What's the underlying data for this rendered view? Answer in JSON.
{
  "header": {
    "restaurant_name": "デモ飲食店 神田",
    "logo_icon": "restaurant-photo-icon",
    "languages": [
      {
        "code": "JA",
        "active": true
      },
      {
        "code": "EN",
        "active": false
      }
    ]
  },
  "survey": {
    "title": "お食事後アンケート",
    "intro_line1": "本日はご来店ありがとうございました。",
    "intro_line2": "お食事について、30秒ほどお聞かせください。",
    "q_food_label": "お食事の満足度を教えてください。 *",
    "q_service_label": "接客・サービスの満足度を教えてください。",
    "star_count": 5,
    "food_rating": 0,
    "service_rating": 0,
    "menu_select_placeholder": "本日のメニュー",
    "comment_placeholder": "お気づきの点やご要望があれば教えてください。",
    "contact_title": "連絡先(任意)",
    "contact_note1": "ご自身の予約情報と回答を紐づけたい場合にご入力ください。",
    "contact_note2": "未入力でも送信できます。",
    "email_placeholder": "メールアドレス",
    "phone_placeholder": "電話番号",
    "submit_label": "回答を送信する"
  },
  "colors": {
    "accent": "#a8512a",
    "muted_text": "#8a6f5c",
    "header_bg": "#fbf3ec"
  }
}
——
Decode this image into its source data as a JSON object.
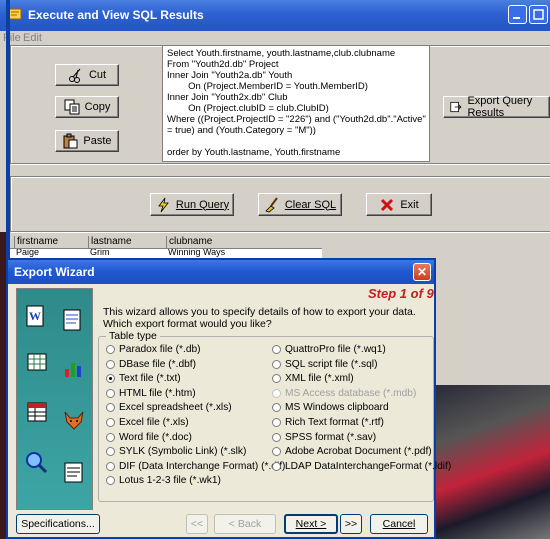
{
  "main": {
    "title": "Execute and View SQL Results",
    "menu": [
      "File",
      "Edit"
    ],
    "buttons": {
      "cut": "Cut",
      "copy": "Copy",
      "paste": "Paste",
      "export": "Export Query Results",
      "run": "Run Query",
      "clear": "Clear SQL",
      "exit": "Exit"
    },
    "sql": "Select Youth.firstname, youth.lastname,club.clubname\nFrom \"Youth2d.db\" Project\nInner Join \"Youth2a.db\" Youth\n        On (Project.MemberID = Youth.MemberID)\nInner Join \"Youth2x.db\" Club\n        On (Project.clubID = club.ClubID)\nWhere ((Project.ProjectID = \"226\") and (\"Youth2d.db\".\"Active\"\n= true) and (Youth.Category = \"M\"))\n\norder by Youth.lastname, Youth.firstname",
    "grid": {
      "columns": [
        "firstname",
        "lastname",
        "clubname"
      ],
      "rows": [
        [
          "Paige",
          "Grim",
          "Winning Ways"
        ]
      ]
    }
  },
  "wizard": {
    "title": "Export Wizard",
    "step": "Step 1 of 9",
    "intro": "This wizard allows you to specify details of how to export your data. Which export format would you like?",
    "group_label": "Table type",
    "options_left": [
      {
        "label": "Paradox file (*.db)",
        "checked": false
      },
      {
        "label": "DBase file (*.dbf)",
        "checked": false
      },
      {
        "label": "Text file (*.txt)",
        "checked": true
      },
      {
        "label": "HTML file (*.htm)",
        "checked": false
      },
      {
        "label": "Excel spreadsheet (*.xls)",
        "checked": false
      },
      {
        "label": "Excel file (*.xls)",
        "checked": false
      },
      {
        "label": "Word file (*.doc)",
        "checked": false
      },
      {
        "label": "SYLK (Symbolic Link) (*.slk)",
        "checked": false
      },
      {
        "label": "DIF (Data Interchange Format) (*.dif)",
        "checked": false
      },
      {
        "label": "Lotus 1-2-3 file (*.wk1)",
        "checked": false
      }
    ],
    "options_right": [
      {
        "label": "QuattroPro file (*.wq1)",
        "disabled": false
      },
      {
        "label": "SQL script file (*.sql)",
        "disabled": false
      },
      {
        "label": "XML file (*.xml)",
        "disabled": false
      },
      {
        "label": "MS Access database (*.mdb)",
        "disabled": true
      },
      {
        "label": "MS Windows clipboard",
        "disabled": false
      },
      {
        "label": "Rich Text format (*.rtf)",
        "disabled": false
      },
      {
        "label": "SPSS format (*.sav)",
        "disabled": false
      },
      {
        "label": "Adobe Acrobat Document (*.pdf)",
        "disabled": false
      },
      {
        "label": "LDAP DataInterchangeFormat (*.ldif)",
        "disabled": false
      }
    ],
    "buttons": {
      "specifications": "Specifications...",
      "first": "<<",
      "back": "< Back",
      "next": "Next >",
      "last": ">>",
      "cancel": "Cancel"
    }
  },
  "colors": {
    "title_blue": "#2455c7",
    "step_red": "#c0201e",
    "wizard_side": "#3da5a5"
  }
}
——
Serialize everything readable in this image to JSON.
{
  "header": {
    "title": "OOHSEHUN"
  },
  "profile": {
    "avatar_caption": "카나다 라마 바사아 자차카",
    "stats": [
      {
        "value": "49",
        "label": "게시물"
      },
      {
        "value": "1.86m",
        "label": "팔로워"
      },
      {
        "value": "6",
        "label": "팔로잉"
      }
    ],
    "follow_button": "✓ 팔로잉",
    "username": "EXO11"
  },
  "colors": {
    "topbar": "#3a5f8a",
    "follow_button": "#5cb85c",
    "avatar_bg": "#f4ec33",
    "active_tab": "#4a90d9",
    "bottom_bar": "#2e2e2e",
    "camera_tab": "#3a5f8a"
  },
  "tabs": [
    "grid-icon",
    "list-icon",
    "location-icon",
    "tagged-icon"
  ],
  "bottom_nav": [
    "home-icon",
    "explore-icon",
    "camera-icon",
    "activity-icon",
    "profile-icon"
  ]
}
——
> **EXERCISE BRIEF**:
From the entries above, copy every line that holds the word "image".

> **EXERCISE RESPONSE**:
Decode this image into its source data as a JSON object.
Serialize everything readable in this image to JSON.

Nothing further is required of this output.